#### EXCERPTED DATA
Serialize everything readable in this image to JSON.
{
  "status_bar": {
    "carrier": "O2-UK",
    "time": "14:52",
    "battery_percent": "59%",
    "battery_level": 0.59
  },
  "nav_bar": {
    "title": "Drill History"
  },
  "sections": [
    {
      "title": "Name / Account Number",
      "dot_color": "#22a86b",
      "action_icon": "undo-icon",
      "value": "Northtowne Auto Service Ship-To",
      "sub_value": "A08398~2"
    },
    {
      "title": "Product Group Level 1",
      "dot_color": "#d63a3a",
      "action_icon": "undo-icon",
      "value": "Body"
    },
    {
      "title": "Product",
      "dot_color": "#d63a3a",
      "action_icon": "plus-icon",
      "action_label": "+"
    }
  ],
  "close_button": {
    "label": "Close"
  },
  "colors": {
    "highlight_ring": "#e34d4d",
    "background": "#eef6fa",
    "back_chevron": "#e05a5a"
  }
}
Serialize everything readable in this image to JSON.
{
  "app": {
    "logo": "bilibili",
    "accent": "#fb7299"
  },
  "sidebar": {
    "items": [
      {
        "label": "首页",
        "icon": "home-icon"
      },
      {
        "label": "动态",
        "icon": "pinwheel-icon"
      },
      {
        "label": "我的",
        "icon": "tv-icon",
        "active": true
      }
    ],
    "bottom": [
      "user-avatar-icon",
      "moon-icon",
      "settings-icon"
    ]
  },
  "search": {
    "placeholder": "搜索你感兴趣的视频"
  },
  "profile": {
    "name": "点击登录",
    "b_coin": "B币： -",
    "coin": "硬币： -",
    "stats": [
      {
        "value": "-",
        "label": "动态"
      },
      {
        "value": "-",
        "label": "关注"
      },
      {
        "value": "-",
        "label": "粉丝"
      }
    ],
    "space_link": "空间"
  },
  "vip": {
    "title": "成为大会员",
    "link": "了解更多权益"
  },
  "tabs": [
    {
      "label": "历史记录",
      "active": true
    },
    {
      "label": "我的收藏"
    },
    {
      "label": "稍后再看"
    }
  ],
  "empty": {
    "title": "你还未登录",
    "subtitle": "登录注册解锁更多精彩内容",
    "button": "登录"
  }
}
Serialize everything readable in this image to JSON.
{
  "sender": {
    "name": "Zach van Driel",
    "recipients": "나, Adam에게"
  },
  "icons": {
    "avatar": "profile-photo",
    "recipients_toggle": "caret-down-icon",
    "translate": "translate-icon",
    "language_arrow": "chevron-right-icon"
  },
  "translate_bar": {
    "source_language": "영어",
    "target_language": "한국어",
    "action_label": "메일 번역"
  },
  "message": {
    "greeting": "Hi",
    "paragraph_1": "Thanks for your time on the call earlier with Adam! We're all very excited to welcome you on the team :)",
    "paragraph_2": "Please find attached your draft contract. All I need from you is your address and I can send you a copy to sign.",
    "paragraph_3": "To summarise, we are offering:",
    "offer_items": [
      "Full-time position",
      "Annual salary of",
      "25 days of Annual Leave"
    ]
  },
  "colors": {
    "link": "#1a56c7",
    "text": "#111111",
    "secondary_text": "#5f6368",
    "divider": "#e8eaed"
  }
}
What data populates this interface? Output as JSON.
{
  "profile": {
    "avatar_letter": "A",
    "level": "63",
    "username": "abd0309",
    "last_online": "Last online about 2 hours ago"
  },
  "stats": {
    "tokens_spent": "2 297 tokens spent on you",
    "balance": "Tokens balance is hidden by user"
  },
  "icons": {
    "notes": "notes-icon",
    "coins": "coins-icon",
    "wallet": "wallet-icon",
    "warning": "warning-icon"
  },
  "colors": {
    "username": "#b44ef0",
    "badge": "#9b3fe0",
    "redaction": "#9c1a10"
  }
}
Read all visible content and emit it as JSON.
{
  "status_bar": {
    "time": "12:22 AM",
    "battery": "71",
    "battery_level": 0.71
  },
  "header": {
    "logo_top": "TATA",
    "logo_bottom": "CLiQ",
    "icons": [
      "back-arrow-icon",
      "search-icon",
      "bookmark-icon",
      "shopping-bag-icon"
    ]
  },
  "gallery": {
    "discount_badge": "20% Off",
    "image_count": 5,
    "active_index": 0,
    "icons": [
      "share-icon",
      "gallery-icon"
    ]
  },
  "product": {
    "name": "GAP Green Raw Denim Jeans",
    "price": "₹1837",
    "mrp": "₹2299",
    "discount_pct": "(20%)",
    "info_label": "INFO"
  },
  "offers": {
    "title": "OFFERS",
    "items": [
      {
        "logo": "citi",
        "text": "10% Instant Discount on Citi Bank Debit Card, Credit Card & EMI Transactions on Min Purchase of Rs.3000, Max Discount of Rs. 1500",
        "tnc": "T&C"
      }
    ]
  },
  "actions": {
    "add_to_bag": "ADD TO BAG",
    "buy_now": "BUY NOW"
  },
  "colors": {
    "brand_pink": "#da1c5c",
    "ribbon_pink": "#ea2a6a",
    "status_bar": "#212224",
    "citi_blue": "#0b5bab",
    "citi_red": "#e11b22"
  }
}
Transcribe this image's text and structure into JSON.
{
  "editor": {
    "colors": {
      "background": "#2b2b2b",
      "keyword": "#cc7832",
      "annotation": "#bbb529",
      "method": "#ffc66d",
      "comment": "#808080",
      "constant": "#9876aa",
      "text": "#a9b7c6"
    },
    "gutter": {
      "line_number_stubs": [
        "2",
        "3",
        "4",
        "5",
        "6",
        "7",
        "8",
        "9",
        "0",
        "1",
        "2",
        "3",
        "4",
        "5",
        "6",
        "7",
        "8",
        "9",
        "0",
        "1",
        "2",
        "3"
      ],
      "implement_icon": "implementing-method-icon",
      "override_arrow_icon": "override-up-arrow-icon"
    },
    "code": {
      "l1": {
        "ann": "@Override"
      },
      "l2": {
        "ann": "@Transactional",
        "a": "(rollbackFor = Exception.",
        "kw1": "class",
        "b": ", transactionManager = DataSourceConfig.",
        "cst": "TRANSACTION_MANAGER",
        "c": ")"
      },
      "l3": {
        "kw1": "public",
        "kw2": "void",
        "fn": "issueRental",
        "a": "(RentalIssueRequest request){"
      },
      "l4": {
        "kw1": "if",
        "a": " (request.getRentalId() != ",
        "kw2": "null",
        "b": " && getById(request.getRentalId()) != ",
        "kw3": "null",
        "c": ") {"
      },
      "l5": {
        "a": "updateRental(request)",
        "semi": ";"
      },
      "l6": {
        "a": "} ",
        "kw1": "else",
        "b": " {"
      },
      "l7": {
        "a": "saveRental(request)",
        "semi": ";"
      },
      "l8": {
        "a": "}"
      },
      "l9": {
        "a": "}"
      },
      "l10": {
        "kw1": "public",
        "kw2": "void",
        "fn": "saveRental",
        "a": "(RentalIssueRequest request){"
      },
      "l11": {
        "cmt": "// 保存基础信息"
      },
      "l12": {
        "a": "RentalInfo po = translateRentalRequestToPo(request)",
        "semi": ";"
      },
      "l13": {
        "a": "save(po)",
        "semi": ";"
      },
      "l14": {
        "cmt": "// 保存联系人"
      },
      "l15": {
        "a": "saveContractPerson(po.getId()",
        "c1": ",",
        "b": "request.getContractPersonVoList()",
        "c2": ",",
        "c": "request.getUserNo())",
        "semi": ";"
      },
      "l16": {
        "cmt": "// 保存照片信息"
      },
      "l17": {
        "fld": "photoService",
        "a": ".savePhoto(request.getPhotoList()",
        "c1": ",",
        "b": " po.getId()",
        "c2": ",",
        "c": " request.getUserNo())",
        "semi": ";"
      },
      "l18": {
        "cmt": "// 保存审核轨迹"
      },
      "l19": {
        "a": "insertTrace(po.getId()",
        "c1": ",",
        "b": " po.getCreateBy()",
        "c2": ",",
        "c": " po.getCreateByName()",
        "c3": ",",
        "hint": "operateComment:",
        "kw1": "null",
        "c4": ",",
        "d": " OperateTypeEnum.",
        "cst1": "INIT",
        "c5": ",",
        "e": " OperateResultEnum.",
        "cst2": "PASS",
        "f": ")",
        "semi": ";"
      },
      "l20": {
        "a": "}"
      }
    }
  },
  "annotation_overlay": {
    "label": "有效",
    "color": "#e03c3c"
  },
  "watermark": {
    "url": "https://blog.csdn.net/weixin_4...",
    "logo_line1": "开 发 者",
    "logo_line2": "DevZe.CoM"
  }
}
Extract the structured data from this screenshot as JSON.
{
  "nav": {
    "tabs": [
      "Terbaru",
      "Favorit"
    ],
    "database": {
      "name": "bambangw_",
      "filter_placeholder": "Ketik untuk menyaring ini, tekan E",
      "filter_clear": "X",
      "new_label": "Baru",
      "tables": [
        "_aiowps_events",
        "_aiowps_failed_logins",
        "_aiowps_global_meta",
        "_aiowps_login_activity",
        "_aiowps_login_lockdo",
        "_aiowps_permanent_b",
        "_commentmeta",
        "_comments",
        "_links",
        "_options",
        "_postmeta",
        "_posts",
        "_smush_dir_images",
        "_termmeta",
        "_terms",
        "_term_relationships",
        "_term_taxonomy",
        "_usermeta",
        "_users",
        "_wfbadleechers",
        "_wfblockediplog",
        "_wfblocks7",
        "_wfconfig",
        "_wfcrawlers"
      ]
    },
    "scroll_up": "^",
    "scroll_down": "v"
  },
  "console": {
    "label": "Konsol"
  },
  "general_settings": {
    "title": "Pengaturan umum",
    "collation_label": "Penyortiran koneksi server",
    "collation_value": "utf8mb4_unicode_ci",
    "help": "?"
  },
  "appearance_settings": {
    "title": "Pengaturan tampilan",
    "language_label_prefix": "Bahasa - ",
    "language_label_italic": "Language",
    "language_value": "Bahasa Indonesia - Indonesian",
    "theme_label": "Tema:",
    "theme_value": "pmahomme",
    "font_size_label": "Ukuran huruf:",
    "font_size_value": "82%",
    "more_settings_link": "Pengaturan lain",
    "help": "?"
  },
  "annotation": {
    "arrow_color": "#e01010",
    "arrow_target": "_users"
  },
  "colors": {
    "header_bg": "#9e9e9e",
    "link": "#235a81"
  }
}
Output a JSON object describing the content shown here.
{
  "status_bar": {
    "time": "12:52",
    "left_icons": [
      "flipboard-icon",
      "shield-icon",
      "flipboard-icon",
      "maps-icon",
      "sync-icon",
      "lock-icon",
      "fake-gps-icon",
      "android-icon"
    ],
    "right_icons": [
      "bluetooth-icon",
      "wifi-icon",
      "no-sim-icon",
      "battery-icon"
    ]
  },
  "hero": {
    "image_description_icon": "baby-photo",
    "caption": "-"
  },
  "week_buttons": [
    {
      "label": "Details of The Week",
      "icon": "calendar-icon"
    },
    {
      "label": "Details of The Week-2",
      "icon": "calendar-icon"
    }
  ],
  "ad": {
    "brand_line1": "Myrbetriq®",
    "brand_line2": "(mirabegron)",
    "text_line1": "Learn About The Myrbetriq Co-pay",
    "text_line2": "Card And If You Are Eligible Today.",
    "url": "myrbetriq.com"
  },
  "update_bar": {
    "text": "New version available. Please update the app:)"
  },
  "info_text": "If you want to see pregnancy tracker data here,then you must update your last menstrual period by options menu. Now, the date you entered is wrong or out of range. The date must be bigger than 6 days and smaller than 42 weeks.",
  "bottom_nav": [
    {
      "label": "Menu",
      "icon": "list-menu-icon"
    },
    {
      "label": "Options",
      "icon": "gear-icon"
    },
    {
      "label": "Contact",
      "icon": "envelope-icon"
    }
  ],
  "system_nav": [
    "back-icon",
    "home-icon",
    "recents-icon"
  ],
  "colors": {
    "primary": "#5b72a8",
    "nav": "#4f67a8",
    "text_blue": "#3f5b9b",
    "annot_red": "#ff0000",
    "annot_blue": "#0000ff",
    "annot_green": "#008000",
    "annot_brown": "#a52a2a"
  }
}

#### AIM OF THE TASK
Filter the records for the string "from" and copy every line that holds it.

#### THE COMPLETED TASK
    "paragraph_2": "Please find attached your draft contract. All I need from you is your address and I can send you a copy to sign.",
Extract the structured data from this screenshot as JSON.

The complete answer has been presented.